In the middle of October, the Kazakhstani delegation visited Afghanistan on a humanitarian mission. This visit doesn’t mean that Kazakhstan has officially recognized the movement, according to Mukhtar Tleuberdi, deputy minister of foreign affairs.
In the middle of this month, Special Representative of the President of the Republic of Kazakhstan for International Cooperation Erzhan Kazykhan visited Kabul, the capital of the country which has been ruled by the Taliban since August 2021.
As Kazakhstan’s deputy foreign minister noted, the new government of Afghanistan wants to be recognized by the international community but this is impossible unless the U.N. Security Council expels the country out of the list of designated terrorist groups.
“As a full member of the Security Council Russia is trying to bring up the issue to consider and probably to expel the Taliban out of the list of terrorist groups. However, it all depends on the Taliban that has to respect the international law and obligations to other countries, as well as to not support religious terrorism and extremism or threaten other countries,” Tleuberdi said.
Moreover, the Ministry of Foreign Affairs says that Kazakhstan doesn’t recognize the Taliban movement and the Kazakhstani delegation has visited Afghanistan with only one purpose – humanitarian help to the people of Afghanistan.
“It was a special humanitarian mission to help Afghanistan because like all of the international community our country is eager to prevent a possible economic collapse and a subsequent humanitarian crisis in Afghanistan.
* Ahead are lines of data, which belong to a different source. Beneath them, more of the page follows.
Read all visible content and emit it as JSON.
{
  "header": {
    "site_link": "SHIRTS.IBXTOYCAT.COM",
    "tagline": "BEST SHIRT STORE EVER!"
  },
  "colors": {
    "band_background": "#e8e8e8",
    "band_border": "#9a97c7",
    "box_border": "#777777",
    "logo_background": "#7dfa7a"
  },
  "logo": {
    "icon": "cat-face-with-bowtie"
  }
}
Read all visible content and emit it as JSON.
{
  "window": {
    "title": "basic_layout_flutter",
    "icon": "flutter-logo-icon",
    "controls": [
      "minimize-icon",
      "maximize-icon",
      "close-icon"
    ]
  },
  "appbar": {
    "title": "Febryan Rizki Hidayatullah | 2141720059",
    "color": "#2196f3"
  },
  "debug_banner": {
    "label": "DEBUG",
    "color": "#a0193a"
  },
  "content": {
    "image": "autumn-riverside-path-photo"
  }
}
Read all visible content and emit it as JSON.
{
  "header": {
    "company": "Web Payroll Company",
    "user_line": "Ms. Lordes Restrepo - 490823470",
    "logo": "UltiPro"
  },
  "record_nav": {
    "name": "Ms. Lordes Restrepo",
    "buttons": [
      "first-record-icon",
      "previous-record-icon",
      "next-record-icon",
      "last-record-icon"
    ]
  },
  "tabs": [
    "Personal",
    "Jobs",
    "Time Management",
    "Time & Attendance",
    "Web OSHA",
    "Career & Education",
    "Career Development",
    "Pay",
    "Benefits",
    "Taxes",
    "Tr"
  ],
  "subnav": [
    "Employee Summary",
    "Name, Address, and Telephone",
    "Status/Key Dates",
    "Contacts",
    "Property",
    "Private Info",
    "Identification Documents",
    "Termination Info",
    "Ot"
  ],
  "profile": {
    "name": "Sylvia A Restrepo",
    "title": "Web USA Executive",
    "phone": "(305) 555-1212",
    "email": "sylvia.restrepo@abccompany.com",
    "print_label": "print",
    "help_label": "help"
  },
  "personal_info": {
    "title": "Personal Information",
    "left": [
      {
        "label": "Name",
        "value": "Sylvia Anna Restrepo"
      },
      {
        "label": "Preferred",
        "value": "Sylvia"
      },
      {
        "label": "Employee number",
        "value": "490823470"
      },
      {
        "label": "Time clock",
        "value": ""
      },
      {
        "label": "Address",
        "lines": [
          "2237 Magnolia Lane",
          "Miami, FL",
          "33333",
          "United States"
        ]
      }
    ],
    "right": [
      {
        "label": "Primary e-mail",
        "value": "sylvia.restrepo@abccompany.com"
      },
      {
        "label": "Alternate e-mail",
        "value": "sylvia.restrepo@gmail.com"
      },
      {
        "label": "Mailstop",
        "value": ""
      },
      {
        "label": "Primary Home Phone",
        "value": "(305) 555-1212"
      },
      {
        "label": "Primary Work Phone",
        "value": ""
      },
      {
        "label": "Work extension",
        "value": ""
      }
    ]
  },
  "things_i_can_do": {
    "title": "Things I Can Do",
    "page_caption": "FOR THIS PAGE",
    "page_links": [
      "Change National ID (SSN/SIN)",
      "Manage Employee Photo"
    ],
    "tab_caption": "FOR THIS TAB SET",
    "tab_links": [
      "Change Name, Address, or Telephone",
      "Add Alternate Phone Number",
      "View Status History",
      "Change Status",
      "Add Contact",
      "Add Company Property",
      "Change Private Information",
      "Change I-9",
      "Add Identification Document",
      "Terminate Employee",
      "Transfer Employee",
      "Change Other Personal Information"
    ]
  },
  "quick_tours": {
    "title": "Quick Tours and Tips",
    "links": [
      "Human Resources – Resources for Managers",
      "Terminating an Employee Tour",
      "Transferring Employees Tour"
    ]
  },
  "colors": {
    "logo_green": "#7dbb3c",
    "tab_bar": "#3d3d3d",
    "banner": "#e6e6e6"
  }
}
If we fail to do so, we can see consequences such as the growth of drug trafficking, religious extremism and maybe an increased flow of refugees,” the deputy minister said.
Another goal of the Kazakhstani delegation in Afghanistan was the creation of a sort of new economic relations to “prevent the Afghan economy from complete deterioration.”
After a series of meetings Kazakhstan’s diplomats were able to negotiate humanitarian help of 5,000 tons of flour to the people of Afghanistan.
According to the World Food Program (WFP) and Food and Agricultural Organization (FAO), about 23 million Afghans are in danger of severe famine.